The goal of cancer therapeutics is to destroy the cancer cell selectively without killing the patient. To achieve the goal, two interrelated strategies can be applied: critical survival targets can be identified and blocked to prevent tumor growth or a critical promoter of carcinogenesis can be identified and blocked to prevent the development of a tumor. Each of these strategies have been successfully applied to breast cancer treatment by exploiting knowledge of the estrogen receptor (ER) signal transduction system to target and block cancer cell survival. (1). As a result, 400,000 women are alive today because of the appropriate application of long-term tamoxifen (antiestrogen) therapy and tamoxifen is the first medicine to be approved to reduce the incidence of breast cancer in high risk women (2,3). The therapeutic advance, through translational research, has encouraged multiple new approaches to the long-term treatment and prevention of breast cancer to improve current standards of patient care. Tamoxifen is not an antiestrogen in all estrogen target tissues in the body but rather a selective ER modulator (SERM). The new class of drugs has already successfully targeted the ER to treat osteoporosis by increasing bone density (estrogen-like effect) but simultaneously reducing the incidence of breast cancer (antiestrogen effect) (4). The SERM raloxifene is currently being evaluated as a second medicine to reduce the incidence of breast cancer in high risk women. The Study of Tamoxifen and Raloxifene (STAR) has completed recruitment (19,000+ volunteers) and the analysis of results will be available in 2006. The success of SERMs as multifunctional medicines has resulted in an enhanced interest in developing new tissue and ER subtype specific SERMs (5,6) or designer estrogens (7). This is especially true in the wake of reports that combined estrogen progestin hormone replacement therapy, used by tens of millions of women throughout the world, provides no overall health benefits (8–11). New designer estrogen could provide important selective benefits in women’s health.
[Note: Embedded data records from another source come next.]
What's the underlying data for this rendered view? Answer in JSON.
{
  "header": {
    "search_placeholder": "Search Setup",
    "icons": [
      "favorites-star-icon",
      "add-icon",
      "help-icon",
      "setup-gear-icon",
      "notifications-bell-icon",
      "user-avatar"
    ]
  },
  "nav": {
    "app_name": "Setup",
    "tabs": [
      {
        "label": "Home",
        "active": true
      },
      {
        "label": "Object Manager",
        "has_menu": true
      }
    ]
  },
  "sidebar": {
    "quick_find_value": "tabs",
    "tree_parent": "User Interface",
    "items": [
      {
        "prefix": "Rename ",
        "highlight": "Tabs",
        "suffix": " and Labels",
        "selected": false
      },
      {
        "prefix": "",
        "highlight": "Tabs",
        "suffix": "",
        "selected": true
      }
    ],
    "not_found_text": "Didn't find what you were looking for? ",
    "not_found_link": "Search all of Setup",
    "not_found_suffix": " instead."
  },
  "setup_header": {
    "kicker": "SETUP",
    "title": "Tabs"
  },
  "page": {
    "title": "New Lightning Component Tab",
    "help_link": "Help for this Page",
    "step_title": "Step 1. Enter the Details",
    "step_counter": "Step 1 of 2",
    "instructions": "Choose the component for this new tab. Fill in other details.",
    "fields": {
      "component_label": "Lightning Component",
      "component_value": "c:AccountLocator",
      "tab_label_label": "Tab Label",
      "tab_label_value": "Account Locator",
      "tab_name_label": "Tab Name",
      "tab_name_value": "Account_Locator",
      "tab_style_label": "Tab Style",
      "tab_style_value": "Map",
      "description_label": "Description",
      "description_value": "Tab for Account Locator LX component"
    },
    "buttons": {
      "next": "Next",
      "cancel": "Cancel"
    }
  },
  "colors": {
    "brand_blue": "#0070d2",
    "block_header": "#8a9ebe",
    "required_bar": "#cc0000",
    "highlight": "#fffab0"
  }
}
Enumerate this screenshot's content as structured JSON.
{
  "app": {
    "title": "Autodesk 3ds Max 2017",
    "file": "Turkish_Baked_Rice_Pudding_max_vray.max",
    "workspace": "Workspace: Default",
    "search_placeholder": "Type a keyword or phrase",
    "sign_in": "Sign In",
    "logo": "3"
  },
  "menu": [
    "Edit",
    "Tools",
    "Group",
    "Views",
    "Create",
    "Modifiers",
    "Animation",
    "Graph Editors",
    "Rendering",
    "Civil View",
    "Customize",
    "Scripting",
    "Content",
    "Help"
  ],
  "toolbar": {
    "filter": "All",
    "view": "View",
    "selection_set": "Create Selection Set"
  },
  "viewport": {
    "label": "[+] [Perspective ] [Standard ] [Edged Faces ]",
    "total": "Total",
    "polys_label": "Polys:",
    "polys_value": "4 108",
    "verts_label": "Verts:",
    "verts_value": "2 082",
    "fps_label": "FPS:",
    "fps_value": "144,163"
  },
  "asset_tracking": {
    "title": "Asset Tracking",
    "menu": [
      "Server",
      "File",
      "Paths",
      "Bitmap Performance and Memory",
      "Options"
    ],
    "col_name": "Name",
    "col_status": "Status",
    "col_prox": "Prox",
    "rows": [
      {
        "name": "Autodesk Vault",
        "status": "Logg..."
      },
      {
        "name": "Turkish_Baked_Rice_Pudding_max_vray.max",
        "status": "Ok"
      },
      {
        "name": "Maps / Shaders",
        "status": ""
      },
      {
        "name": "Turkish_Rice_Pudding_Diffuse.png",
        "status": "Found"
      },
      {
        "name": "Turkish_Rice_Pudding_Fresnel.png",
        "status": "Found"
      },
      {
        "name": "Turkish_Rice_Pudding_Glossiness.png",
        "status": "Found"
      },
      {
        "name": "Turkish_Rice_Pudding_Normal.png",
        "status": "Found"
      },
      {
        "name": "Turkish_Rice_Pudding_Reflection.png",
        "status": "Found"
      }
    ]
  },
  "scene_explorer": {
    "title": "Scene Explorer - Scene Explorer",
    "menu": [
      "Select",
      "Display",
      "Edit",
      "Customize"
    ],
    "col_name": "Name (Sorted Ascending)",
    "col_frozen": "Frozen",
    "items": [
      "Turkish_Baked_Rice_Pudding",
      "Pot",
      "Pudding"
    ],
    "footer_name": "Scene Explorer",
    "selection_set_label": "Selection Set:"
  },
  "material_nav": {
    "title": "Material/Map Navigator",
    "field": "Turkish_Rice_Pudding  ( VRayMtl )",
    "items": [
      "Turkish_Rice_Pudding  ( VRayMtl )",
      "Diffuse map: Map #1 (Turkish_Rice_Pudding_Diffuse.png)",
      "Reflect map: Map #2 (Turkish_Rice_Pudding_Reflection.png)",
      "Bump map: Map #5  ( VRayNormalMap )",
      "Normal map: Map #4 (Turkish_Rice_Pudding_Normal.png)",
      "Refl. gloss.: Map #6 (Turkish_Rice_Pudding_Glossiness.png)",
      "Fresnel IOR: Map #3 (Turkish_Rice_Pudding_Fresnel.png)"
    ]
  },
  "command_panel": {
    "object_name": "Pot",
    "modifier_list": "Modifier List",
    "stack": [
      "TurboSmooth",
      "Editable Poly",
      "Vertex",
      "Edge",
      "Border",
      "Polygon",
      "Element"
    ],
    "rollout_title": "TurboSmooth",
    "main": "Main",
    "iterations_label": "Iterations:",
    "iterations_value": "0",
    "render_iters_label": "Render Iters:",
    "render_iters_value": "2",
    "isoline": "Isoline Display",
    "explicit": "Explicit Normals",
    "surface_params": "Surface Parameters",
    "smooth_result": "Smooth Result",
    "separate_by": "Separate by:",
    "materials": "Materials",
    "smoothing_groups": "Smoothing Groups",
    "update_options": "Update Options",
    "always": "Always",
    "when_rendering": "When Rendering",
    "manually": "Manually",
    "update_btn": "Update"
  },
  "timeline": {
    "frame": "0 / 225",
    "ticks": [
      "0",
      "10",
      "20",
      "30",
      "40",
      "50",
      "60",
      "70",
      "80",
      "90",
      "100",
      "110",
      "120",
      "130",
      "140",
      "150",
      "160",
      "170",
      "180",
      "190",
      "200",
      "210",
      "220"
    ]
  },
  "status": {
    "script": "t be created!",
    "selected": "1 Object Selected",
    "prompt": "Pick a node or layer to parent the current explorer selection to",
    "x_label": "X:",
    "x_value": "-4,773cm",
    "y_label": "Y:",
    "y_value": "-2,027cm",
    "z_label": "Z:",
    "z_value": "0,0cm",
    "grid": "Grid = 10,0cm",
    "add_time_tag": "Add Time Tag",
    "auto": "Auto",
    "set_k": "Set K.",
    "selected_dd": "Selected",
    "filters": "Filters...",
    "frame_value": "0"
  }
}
An alternate therapeutic strategy, specifically targeted to the ER signal transduction pathways in breast cancer, is to use aromatase inhibitors to deplete estrogen from postmenopausal women. There is no doubt that superior results can be obtained when compared to the old SERM tamoxifen (12,13) but the challenge will be to compare aromatase inhibitors to new SERMs for prevention. Overall, the breast cancer treatment trend over the past 30 years has gone from short courses (1 year) of additive hormone therapy in the final stages of disease (14) to perhaps indefinite antihormonal therapy in the earliest stages of the disease (15). The continuous antihormonal strategy, however, has consequences for the survival of breast cancer cells that unexpectedly exposes a vulnerability that again can be targeted to kill cancer cells through the ER. Exhaustive antihormonal therapy does not cause apoptosis and cell death but causes accumulated survival medicines that permits ER mediated growth as an expression of drug resistance (16). However, stopping the antihormonal therapy and reintroducing low concentrations of estrogen results in rapid collapse of survival mechanisms with the initiation of apoptosis (17–19). This intriguing finding raises the possibility that an ER mediated apoptotic trigger could be discovered to target a new generation of therapeutic agents for clinical evaluation.
[Proc Amer Assoc Cancer Res, Volume 46, 2005]